[GIVEN DATA — start]

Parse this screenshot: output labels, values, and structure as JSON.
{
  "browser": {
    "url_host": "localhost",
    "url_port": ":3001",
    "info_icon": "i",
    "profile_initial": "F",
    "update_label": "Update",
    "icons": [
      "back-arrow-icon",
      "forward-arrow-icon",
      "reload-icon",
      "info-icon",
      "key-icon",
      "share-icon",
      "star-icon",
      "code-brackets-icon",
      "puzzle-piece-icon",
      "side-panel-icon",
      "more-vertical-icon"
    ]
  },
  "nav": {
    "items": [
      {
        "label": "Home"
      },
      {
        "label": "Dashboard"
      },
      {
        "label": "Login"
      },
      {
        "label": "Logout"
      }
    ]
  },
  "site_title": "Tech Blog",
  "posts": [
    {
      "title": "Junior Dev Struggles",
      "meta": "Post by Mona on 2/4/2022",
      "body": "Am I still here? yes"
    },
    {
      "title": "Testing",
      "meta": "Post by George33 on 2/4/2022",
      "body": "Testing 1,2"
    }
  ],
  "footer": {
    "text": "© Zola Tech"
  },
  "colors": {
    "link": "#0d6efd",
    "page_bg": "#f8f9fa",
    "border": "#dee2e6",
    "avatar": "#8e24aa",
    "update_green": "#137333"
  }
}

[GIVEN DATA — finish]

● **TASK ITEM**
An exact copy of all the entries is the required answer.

● **EXERCISE RESULT**
Parse this screenshot: output labels, values, and structure as JSON.
{
  "browser": {
    "url_host": "localhost",
    "url_port": ":3001",
    "info_icon": "i",
    "profile_initial": "F",
    "update_label": "Update",
    "icons": [
      "back-arrow-icon",
      "forward-arrow-icon",
      "reload-icon",
      "info-icon",
      "key-icon",
      "share-icon",
      "star-icon",
      "code-brackets-icon",
      "puzzle-piece-icon",
      "side-panel-icon",
      "more-vertical-icon"
    ]
  },
  "nav": {
    "items": [
      {
        "label": "Home"
      },
      {
        "label": "Dashboard"
      },
      {
        "label": "Login"
      },
      {
        "label": "Logout"
      }
    ]
  },
  "site_title": "Tech Blog",
  "posts": [
    {
      "title": "Junior Dev Struggles",
      "meta": "Post by Mona on 2/4/2022",
      "body": "Am I still here? yes"
    },
    {
      "title": "Testing",
      "meta": "Post by George33 on 2/4/2022",
      "body": "Testing 1,2"
    }
  ],
  "footer": {
    "text": "© Zola Tech"
  },
  "colors": {
    "link": "#0d6efd",
    "page_bg": "#f8f9fa",
    "border": "#dee2e6",
    "avatar": "#8e24aa",
    "update_green": "#137333"
  }
}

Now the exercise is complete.